Which lines of the entries contain the string "ауданы"? Copy each of them.

[Excerpts from an interface dataset]
-- Opening Marker --

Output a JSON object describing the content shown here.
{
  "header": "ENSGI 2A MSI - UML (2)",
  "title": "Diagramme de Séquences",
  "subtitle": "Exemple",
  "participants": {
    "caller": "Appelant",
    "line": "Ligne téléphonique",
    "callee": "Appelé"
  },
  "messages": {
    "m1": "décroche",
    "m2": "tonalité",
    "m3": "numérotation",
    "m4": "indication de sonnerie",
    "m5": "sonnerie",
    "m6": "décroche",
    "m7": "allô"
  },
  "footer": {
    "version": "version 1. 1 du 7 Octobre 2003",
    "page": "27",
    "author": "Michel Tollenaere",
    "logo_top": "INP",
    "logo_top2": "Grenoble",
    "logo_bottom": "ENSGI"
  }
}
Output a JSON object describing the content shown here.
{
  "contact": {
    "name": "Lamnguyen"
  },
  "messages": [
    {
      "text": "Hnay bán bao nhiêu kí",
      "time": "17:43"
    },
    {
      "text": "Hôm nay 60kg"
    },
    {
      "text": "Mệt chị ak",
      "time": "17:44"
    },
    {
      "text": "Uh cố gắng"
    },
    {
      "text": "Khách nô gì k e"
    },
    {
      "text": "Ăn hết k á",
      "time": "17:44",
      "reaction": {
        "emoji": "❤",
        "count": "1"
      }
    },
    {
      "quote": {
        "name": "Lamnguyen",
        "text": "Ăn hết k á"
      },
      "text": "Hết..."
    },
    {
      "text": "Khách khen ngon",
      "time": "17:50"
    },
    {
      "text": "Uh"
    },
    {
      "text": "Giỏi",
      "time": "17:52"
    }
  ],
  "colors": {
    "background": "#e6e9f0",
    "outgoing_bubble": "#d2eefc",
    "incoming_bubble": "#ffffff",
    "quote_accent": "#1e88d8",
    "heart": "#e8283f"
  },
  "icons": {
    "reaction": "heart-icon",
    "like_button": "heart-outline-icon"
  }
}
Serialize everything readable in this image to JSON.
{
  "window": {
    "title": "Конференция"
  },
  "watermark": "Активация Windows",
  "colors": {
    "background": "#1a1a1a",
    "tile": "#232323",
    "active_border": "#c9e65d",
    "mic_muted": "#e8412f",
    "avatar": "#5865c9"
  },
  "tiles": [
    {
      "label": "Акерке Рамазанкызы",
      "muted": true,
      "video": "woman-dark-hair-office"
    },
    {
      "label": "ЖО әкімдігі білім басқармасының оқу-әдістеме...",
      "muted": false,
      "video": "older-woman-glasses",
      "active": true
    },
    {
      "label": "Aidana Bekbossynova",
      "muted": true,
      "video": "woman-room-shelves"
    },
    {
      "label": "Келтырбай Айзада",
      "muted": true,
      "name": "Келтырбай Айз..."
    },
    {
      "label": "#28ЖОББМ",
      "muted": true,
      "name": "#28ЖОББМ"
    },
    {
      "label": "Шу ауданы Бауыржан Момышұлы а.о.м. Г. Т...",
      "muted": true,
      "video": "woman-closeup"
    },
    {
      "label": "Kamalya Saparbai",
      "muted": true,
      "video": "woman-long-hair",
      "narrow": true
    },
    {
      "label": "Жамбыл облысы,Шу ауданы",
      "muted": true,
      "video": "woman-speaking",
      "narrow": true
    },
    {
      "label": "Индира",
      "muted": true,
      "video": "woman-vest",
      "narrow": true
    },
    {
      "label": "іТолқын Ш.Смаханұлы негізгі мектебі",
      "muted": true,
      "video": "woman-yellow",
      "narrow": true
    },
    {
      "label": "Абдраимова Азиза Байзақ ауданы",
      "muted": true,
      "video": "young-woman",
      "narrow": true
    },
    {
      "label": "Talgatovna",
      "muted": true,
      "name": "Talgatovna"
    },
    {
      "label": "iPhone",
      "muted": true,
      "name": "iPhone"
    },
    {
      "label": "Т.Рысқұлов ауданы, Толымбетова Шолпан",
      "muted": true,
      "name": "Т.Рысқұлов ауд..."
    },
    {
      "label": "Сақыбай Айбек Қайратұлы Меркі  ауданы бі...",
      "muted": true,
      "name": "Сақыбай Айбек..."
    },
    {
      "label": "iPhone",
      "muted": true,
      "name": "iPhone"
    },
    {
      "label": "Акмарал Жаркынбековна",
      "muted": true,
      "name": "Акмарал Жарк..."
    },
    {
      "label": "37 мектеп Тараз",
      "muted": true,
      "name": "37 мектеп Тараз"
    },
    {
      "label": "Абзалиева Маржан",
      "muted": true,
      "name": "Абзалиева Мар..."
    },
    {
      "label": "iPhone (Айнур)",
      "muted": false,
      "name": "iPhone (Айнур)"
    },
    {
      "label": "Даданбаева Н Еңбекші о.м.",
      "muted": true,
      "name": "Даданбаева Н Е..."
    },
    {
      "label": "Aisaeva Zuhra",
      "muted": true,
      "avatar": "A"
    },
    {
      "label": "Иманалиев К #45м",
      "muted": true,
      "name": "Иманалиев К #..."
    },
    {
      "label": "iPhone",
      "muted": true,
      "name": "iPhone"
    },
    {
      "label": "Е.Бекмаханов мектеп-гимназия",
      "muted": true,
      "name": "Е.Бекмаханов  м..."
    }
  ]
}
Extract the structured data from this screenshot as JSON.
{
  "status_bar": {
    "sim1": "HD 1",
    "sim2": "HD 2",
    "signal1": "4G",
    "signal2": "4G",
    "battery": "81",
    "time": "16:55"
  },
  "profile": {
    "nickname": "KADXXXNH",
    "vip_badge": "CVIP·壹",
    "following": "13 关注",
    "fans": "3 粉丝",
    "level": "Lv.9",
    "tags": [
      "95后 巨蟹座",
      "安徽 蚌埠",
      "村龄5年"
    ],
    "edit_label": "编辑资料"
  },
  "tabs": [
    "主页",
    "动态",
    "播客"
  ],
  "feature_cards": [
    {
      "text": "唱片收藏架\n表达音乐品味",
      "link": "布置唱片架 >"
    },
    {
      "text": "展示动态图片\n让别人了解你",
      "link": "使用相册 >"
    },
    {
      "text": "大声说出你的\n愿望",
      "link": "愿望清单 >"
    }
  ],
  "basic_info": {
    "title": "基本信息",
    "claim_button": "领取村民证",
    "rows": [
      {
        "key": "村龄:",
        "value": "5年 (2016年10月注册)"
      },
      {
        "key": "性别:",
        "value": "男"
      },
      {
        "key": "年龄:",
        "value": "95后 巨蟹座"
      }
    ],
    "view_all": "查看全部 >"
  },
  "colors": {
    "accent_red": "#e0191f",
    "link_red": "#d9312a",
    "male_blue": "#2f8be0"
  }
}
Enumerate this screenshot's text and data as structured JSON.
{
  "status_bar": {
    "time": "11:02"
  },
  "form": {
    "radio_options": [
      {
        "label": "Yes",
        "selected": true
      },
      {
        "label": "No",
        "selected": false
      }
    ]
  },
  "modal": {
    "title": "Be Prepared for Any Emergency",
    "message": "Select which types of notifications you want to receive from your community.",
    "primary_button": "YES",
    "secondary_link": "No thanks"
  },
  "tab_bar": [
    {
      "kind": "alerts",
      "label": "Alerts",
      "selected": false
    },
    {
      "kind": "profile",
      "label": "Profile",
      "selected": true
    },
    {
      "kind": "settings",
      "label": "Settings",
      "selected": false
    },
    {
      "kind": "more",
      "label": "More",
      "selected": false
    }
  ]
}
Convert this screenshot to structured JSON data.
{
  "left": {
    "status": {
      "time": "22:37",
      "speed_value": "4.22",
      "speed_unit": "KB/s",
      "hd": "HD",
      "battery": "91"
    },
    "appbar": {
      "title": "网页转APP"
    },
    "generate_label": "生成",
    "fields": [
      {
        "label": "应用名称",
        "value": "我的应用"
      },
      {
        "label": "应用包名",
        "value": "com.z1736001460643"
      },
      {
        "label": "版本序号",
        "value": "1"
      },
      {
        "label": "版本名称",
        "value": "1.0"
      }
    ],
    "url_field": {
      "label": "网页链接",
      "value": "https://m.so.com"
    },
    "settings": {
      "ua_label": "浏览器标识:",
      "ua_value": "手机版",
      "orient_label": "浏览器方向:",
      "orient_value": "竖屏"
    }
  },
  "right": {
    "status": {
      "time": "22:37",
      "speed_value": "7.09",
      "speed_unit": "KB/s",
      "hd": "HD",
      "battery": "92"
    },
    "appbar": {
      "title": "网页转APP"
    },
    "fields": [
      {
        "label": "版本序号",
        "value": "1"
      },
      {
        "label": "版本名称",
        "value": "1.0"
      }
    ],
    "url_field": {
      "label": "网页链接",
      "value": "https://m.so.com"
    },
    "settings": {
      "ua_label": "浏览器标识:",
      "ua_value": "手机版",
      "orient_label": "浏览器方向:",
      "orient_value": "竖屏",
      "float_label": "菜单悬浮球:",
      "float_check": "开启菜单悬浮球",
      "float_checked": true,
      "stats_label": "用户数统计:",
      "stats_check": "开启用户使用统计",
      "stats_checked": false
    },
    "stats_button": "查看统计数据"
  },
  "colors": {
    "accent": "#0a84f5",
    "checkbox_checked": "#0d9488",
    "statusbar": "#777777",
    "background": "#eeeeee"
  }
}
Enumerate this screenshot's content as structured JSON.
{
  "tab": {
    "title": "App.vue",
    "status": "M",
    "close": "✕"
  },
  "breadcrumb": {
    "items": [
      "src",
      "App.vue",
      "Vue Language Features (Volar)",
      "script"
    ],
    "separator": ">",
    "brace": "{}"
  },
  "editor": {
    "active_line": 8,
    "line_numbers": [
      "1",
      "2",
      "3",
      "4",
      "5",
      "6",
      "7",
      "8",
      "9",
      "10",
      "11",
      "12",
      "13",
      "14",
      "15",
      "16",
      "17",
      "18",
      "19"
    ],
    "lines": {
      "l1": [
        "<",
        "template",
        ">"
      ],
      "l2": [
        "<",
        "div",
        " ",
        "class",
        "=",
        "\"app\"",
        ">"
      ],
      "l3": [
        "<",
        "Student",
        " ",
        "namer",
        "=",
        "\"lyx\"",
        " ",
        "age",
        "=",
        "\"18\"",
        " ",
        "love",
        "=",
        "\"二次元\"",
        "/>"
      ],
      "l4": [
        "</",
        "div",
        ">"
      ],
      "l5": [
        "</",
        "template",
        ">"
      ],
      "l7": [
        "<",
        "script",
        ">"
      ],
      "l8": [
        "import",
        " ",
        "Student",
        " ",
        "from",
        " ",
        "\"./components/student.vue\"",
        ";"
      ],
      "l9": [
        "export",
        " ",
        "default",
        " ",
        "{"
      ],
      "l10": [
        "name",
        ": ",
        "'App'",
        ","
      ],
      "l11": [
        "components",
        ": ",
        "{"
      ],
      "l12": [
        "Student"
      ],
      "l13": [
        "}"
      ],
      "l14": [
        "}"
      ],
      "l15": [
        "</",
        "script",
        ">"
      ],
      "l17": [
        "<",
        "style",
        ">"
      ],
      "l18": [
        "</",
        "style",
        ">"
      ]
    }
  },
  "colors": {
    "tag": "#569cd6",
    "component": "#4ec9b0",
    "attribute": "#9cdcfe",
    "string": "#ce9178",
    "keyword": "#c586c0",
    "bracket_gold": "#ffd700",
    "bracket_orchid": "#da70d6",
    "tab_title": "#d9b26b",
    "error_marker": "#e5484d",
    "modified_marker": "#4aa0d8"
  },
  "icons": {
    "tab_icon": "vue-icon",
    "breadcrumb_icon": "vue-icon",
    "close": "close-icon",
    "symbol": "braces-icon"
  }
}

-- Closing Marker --

» ANSWER SECTION:
      "label": "Шу ауданы Бауыржан Момышұлы а.о.м. Г. Т...",
      "label": "Жамбыл облысы,Шу ауданы",
      "label": "Абдраимова Азиза Байзақ ауданы",
      "label": "Т.Рысқұлов ауданы, Толымбетова Шолпан",
      "label": "Сақыбай Айбек Қайратұлы Меркі  ауданы бі...",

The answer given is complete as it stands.